So we always encourage people to connect with a volunteer, whether through Cancer Hope Network, or another organization who is providing that peer support, talk to their hospice team. Many hospice providers or hospice organizations offer support after a loved one has passed. Then, whether you're connecting through your social worker or navigator, your hospice care team, Cancer Hope Network’s programs team, ask them for suggestions and resources.
There are a ton of resources out there to help plan for the end of life, whether that be a checklist, whether that be advanced care directives, walking through the practical pieces of the end of life are important. It's important to have a DNR (do not resuscitate) or to have discussed that, or to have talked through your advanced care plan.
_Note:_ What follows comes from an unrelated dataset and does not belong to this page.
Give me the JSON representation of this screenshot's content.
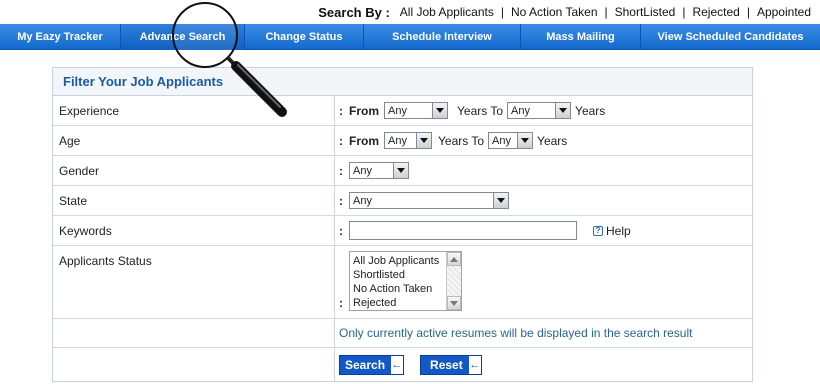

But it's also important to know what's the password to pay the electric bill.
One of our program coordinators at Cancer Hope Network is an end-of-life doula. And so she has helped to create an end-of-life checklist of the big discussions to have, but also the small pieces that are really important. One of our volunteers, kind of going back to that point of how hard it is to have these conversations, she talked to her husband. She was like, “Hey, you're leaving me in this terrible position, I would not do that to you. Let's have this conversation.” And for her that worked. For other people, it may be something more gentle, but there really is value. And it's so important to be looking ahead. And then to listen.
Most of us have not spent a lot of time imagining the end of our life. And giving your loved one, the opportunity as a caregiver, to remember to be scared, to be mad, process through those emotions. That can be really important. I think it's an important thing to remind our caregivers is that you don't have to know the right answer. There isn't a right answer. It's an awful situation. And it's okay not to know and it's okay to ask for help.
What is your biggest piece of advice for those who might be facing this type of situation – whether it's a patient near end of life or their loved ones who have recently lost somebody?
I think my biggest piece of advice is to find peace where you can. For some folks, that's talking to a therapist, for some folks that's talking to their spiritual leader, for others it’s sitting, or walking down memory lane, sometimes it's watching movies, whatever that happens to be, find the peace. And I think it's also really important to know how you're feeling is okay. Whether it's wonderful, whether it's awful, whether that's both of those extremes in the same five minutes, it's okay. And to know that you're not alone. You are not the first person to walk through this process, the process of dying. Oftentimes our caregivers will talk about anticipatory grief. I'm so sad. But my loved one is still here. And you know, it's okay. It's okay to feel that. And you're not alone. There is someone who you can connect with. I would encourage people to call Cancer Hope Network and get connected to somebody or to talk to. There are so many wonderful community groups, so many professionals. Talk to somebody.
Transcription has been edited for clarity.